Singhvi attests that his best employees came from referrals. He said that getting your network to refer employees to you saves time because they will already have met many of the qualifications. The only work left would be to dig deeper into two or three points. Singhvi also states to let your network know exactly what you’re looking for along with your mission and vision to increase the chance of a right fit.

Talk to Your Target Audience Early

Many software founders usually think they’ll only be speaking to their target audience if they already have a product. On the other hand, Singhvi talked to his target audience before he even had a product in mind. He talked to his target market to validate the problem he identified. By doing this, he could be certain that his product was definitely needed, thereby lowering risk. 

Singhvi identified that there is a gap in SaaS when it comes to software that allows sales leaders to keep their existing workflows. Before he even thought of any prototype, he spoke with hundreds of people in sales to see if this was truly a problem. Take note that he mentioned classifying whether the product would be a vitamin or a painkiller and asking how much they would pay.


Pivoting is Normal

There is this false impression that when a SaaS company is pivoting, it means they have failed or that they are in a tough spot. This is false because the nature of business is an ever-changing landscape; thus, adapting by pivoting is the only way to survive. Besides, pivoting lets your bottom line survive if you do it strategically and will also make you thrive. Do not be afraid to change or try new things.

Personalize Demos, Not Feedback
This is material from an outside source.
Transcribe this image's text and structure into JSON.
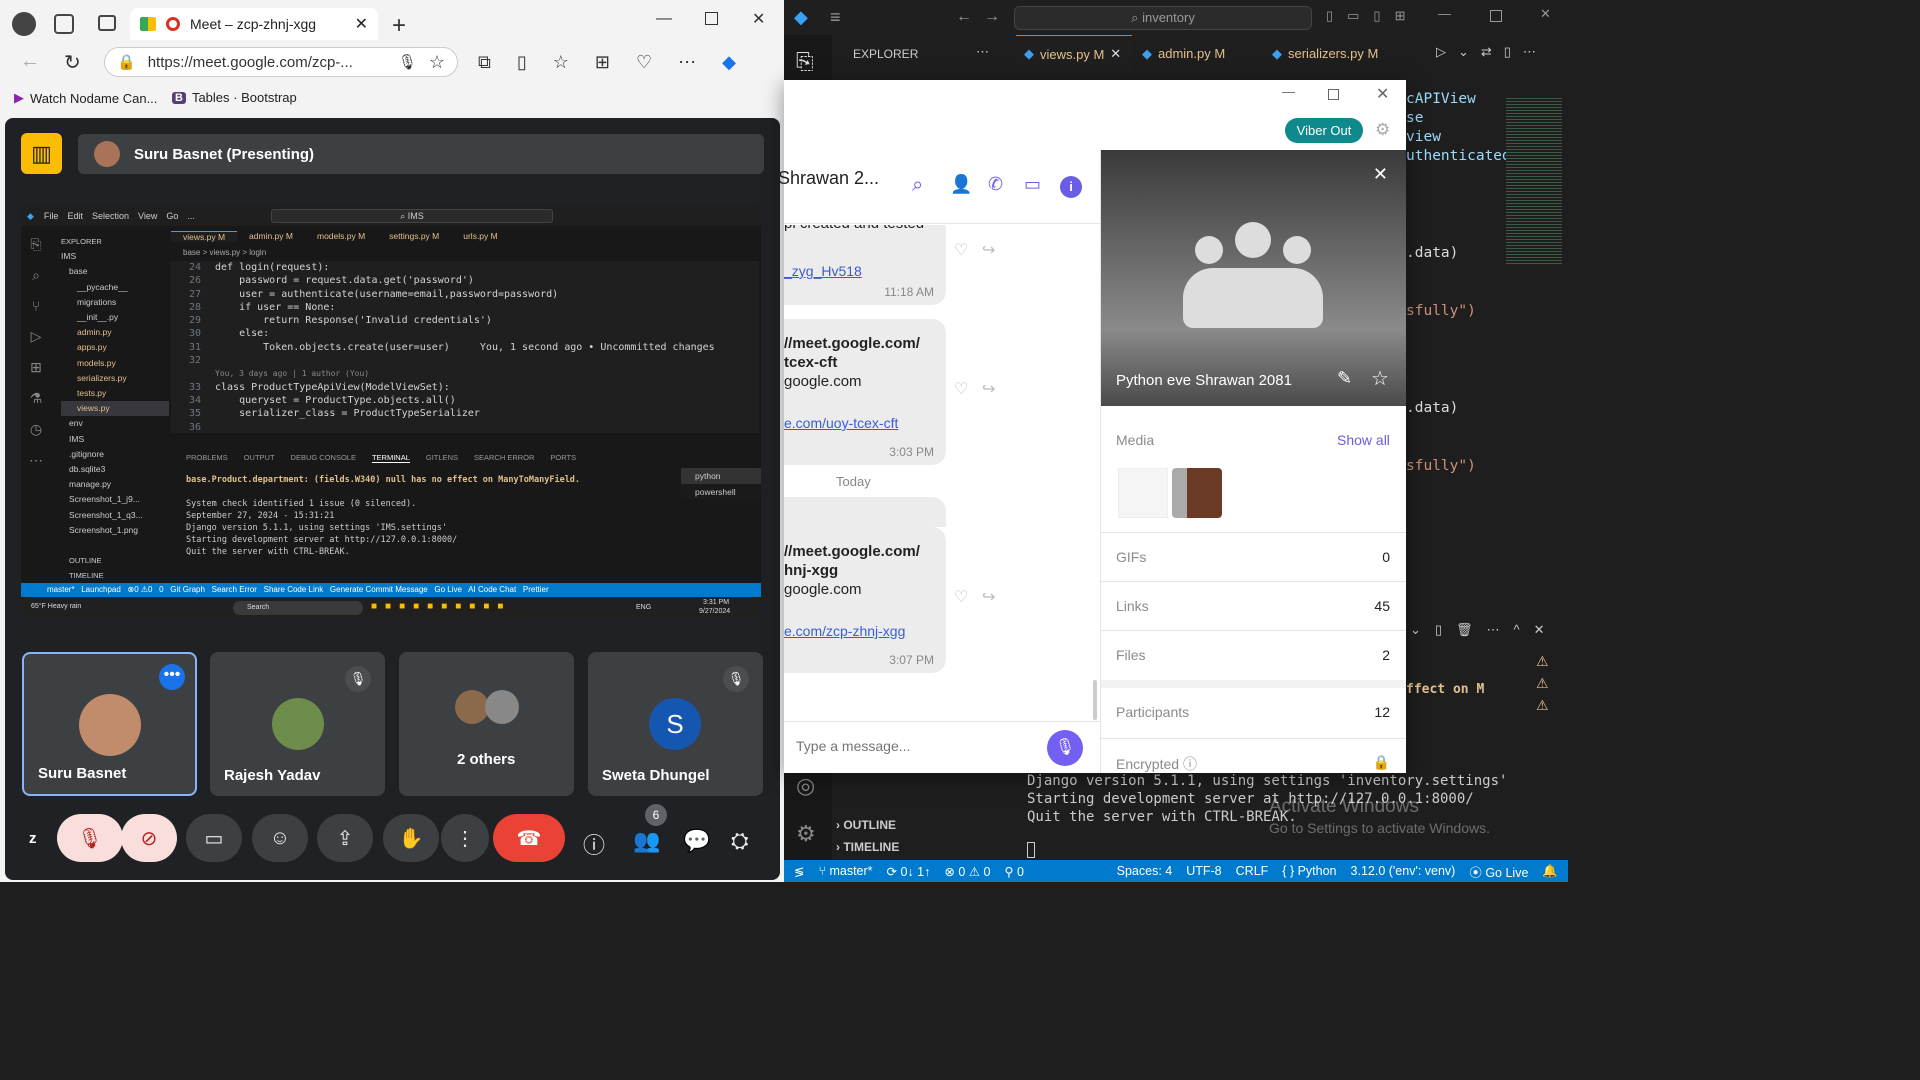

Receiving criticism is an inevitable part of being a human, and expect you to receive it a lot more in business. You do not have to take it personally when someone tells you your ideas will not work. It’s just one of the many feedbacks you will receive. Singhvi reminds you that you’ve thoroughly thought about the problem you are trying to solve. Accept the reasonable feedback and then move on.


Robin Singhvi
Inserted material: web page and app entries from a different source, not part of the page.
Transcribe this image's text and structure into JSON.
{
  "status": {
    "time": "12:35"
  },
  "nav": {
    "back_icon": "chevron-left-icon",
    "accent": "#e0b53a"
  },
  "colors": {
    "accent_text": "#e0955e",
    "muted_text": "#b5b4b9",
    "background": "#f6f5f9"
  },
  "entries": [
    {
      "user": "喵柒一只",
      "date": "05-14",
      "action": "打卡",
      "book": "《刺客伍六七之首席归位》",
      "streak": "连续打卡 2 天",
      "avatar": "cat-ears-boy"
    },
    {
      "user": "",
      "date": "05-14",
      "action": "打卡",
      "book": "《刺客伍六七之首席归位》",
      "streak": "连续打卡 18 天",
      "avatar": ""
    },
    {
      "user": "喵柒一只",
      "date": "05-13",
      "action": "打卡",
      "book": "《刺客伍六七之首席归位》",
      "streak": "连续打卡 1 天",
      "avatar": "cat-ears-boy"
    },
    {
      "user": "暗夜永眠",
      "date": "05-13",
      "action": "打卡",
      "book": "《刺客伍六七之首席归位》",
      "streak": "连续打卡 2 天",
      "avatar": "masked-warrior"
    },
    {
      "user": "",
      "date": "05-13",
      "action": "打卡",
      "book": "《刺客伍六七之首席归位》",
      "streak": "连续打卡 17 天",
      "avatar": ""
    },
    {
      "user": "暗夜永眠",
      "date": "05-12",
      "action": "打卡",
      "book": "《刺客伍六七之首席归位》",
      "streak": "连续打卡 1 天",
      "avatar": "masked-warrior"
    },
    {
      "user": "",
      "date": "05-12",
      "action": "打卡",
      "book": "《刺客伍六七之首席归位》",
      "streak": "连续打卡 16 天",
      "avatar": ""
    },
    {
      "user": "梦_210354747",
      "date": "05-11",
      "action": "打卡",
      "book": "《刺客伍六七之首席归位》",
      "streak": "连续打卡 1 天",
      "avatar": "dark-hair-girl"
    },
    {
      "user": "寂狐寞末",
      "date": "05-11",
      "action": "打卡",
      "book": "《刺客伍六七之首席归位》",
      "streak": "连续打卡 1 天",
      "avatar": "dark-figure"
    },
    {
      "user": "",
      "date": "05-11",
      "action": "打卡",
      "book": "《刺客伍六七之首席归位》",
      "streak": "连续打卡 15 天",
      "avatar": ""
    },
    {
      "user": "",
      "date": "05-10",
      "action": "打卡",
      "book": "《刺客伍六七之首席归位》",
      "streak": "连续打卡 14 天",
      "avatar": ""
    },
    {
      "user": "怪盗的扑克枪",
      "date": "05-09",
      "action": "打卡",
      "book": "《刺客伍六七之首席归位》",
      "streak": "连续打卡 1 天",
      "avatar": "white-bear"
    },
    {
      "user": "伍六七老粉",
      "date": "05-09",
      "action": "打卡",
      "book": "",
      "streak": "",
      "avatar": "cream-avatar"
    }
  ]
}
[17:47] “Being a solo founder, you get to choose your own path, make things happen your way.”

[20:20] “When the company’s doing well, when it’s soaring, when it’s hitting new heights, that’s when it needs lots of love and attention. It’s not when they’re struggling.”

[22:46] “So having these team members and building a culture that enables them to sort of propose new ideas and approaches… It’s like the Avengers, right? It’s like having a group of superheroes that you’re trying to get together with different superpowers, all working towards the same goal.”


Matt Wolach

[19:49] “I have a college degree and I’ve learned so much more being a founder, being an entrepreneur than I did back there. So it’s pretty amazing.”

[23:31] “A lot of my mentors told me, use your resources, because I would try to do everything myself… And it’s really important to understand that you don’t have to do everything yourself. In fact, it’s better if somebody else can focus on that while you focus on other stuff.”


To learn more about Robin Singhvi and SmartQue, visit:

You can also find Robin Singhvi on LinkedIn at: 

For more about how host Matt Wolach helps software companies achieve maximum growth, visit: